“I was a stranger and you welcomed me...” (Mat. 23:35)communique of croceuon the refugee crisis in europeSeptember 23, 2015Brussels
Over the past few months we have all been following the evolution of an unprecedented phenomenon in recent European history: the arrival at the borders of Europe, and now in its very heart, of hundreds of thousands of people fleeing their home countries which have been devastated by prolonged military, civil, inter-ethnic and inter-religious conflicts.
Confronted with the reality of human suffering, as Disciples of Christ, we are called to wholeheartedly help alleviating the suffering of the innocent victims of these conflicts. We should constantly keep in mind the Lord’s words: “I was hungry and you gave me food, I was thirsty and you gave me drink, I was a stranger and you welcomed me, naked and you clothed me, I was sick and you visited me, I was in prison and you came to me.”(Mt. 25:35-36). We should also remind ourselves of the words of an Orthodox philosopher that “the question of bread for myself is a material question, but the question of bread for my neighbor is a spiritual question”.

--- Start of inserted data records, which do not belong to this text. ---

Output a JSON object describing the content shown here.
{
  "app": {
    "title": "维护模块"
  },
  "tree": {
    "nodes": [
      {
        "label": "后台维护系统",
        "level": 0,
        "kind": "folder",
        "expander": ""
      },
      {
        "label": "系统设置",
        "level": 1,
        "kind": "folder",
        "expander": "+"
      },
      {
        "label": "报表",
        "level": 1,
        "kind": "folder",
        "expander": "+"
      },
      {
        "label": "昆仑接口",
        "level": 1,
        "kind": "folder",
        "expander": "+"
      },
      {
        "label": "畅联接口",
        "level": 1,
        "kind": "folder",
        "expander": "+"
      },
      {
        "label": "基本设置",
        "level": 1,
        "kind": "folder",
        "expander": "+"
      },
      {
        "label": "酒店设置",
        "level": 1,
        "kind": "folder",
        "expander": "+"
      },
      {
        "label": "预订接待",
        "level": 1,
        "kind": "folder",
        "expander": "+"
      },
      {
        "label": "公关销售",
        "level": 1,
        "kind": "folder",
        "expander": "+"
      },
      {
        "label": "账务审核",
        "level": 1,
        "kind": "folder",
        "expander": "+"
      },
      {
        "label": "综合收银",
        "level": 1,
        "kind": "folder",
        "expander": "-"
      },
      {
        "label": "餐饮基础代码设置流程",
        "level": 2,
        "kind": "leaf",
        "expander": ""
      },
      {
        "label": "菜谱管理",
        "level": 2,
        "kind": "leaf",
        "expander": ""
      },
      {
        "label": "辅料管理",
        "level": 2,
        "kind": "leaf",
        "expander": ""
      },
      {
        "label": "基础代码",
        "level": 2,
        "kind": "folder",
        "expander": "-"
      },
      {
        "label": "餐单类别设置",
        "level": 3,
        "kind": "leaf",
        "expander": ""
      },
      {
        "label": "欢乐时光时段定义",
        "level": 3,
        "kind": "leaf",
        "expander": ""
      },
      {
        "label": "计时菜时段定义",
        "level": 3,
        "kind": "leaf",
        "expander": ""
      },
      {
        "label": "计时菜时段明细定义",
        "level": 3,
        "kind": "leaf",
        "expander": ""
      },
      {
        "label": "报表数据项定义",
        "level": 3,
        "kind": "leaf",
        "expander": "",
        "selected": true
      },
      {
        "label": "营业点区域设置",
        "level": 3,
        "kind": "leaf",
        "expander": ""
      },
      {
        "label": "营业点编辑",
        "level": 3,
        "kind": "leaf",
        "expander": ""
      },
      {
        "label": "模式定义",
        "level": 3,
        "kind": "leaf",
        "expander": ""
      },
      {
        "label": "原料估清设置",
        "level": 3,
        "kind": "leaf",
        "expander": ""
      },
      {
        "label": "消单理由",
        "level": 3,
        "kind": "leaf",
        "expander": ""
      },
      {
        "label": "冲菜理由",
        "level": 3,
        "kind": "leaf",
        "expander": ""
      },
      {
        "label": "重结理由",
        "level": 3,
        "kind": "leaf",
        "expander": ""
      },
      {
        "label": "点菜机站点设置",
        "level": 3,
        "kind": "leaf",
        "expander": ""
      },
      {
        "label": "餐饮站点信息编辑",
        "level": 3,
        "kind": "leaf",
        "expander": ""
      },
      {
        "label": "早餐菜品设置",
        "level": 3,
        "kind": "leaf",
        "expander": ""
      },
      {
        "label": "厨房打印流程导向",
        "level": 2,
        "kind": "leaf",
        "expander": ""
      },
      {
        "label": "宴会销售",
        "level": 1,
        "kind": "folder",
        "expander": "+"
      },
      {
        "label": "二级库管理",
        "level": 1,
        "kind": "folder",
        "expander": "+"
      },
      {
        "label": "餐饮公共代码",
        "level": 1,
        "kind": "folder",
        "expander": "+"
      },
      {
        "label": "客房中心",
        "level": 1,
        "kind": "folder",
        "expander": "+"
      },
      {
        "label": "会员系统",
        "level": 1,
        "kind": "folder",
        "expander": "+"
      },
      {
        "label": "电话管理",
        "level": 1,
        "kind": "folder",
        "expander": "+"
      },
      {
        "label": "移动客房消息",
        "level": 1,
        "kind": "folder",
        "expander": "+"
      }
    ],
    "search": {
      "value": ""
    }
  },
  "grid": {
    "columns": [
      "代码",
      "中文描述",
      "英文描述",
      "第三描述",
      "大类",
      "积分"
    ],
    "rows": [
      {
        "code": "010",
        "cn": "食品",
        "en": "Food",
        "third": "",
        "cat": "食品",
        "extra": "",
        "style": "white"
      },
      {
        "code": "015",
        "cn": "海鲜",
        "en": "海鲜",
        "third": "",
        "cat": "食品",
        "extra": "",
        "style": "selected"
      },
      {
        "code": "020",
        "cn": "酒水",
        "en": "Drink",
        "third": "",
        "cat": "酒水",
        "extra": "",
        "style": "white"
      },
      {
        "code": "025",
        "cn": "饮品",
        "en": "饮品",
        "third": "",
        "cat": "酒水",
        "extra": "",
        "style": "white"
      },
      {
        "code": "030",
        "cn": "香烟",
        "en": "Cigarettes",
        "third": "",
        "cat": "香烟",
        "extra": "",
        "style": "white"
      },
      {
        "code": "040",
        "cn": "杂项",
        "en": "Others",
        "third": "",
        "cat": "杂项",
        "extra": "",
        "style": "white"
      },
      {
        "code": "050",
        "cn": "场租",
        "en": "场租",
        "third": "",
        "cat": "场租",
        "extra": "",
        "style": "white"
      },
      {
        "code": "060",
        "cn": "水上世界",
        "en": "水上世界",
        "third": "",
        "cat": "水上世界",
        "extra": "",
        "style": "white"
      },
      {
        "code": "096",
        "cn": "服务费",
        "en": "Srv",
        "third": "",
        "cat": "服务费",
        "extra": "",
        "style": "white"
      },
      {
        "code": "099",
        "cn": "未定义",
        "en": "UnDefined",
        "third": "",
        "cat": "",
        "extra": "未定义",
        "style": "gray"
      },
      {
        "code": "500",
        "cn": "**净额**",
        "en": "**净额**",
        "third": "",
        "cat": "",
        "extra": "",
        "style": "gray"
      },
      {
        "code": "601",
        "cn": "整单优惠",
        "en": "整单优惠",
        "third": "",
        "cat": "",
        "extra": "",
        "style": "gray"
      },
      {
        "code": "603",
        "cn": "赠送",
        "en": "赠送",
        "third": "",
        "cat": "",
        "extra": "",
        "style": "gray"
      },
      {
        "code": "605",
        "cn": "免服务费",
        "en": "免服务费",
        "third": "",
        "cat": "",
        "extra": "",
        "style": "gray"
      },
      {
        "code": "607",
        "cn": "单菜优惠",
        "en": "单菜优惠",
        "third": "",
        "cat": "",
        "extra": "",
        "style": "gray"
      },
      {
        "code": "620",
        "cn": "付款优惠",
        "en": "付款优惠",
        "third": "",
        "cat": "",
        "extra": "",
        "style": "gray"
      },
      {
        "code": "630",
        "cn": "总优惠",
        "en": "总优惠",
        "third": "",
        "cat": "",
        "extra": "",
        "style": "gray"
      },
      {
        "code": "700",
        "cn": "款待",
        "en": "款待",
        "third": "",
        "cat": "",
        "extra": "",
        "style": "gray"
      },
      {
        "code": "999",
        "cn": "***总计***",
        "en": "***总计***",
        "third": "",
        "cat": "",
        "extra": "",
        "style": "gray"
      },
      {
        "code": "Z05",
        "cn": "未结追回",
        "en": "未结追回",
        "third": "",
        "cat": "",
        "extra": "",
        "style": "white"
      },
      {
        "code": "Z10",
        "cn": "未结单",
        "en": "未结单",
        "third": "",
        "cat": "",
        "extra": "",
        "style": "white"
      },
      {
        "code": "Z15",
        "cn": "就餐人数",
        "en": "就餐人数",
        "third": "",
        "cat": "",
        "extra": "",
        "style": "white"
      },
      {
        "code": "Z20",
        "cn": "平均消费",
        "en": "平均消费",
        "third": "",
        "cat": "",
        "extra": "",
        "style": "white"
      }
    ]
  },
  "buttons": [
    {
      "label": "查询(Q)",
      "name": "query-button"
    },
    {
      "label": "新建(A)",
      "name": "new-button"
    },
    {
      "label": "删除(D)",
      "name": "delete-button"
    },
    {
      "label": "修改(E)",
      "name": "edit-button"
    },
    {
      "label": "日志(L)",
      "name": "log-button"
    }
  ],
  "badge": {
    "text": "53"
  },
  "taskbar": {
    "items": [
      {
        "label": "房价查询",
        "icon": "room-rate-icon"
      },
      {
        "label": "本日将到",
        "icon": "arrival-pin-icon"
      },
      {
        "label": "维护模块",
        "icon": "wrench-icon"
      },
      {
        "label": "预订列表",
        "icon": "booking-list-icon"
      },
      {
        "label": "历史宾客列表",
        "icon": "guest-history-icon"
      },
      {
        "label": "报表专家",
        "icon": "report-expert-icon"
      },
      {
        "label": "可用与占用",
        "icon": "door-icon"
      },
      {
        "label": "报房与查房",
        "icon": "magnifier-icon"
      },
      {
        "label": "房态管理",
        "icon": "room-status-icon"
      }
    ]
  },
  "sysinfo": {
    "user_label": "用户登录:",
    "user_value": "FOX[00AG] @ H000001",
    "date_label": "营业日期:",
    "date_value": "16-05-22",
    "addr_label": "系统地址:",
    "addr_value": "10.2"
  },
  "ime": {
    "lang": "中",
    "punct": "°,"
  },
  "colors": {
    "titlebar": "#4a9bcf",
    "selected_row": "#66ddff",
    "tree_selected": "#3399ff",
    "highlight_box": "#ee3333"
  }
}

It is well known that there are manifold implications of receiving such a high number of refugees in Europe – social, cultural, religious, demographic, economic. At the same time, as Christians and Europeans, who value human dignity and justice in the world, we underscore the need for solidarity among states and citizens. We condemn any form of xenophobia. Europe has always been a welcoming place for those who found themselves in distress. However, the refugees who are looking for a shelter in Europe will have to display willingness to respect European values. It becomes ever clearer today that human rights always combine with responsibilities. Isolating one from the other becomes dangerous in the current situation. Reminding refugees that Europe is not only about rights to be claimed, but also about responsibilities to be fulfilled, entails the very same fact to be acknowledged by Europe itself.
Finally, we should not focus merely on the issue of receiving refugees, but we should also look at the wider picture, i.e. the reasons that drove them out of their homes. This also makes it clearer that Europe needs to reflect deeper on the need for a more coherent and far-seeing neighborhood and external action policy. The aim should always remain to create the necessary conditions that will allow all these hundreds of thousands of refugees to safely return to their homelands.
Bearing in mind all of these things, we express our firm belief that, in dealing with this multi-faced crisis, Europe has to manifest charity, solidarity and realism.
 The Committee of the Representatives of the Orthodox Churches in the European Union brings together the representatives in Brussels of the Ecumenical Patriarchate, the Patriarchate of Moscow, the Patriarchate of Romania, the Patriarchate of Bulgaria, the Church of Cyprus and the Church of Greece.